Extent of beta cell destruction is important but insufficient to predict the onset of type 1 diabetes mellitus

PLoS One. 2008 Jan 2;3(1):e1374. doi: 10.1371/journal.pone.0001374.


Background: Type 1 diabetes mellitus is characterized by an inability to produce insulin endogenously. Based on a series of histopathology studies of patients with recent onset of the disease, it is commonly stated that the onset of clinical symptoms corresponds to an 80-95% reduction in beta cell mass. Motivated by the clinical importance of the degree of beta cell destruction at onset, a meta-analysis was used to determine the validity of this common wisdom.

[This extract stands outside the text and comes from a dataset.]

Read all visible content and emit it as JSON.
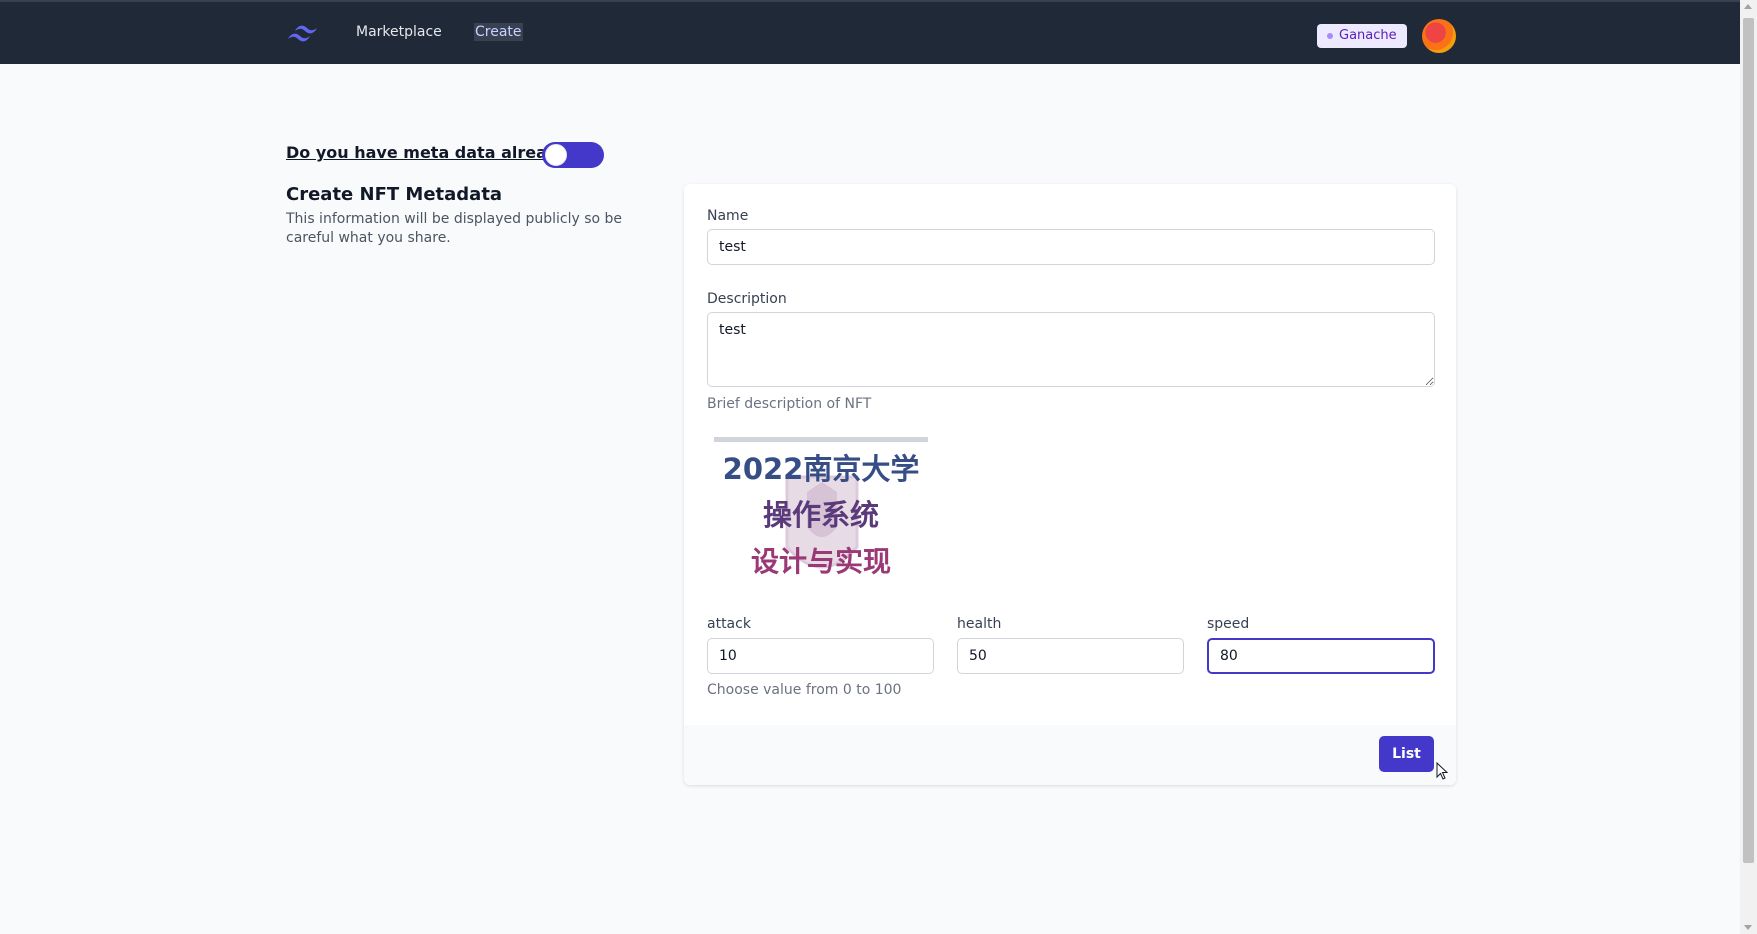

Methods and findings: The histopathology results identifying insulin containing islets in patients younger than 20 years of age were extracted from three different studies. The results for 105 patients were stratified by duration of diabetic symptoms and age at onset. Linear regression and a non-parametric bootstrap approach were used to determine the dependence of residual beta cell mass to age at onset. The percentage reduction in beta cell mass was highly correlated (p<0.001) with the age of onset with the greatest reduction in beta cell mass in the youngest patients. As this trend had not been previously observed, an alternative physiology-based model is proposed that captures this age-dependence.

Conclusions: The severity in beta cell reduction at onset decreased with age where, on average, a 40% reduction in beta cell mass was sufficient to precipitate clinical symptoms at 20 years of age. The observed trend was consistent with a physiology-based model where the threshold for onset is based upon a dynamic balance between insulin-production capacity, which is proportional to beta cell mass, and insulin demand, which is proportional to body weight.

Publication types

  • Research Support, Non-U.S. Gov't

MeSH terms

  • Age of Onset*
  • Diabetes Mellitus, Type 1 / pathology*
  • Humans
  • Islets of Langerhans / pathology*
  • Models, Theoretical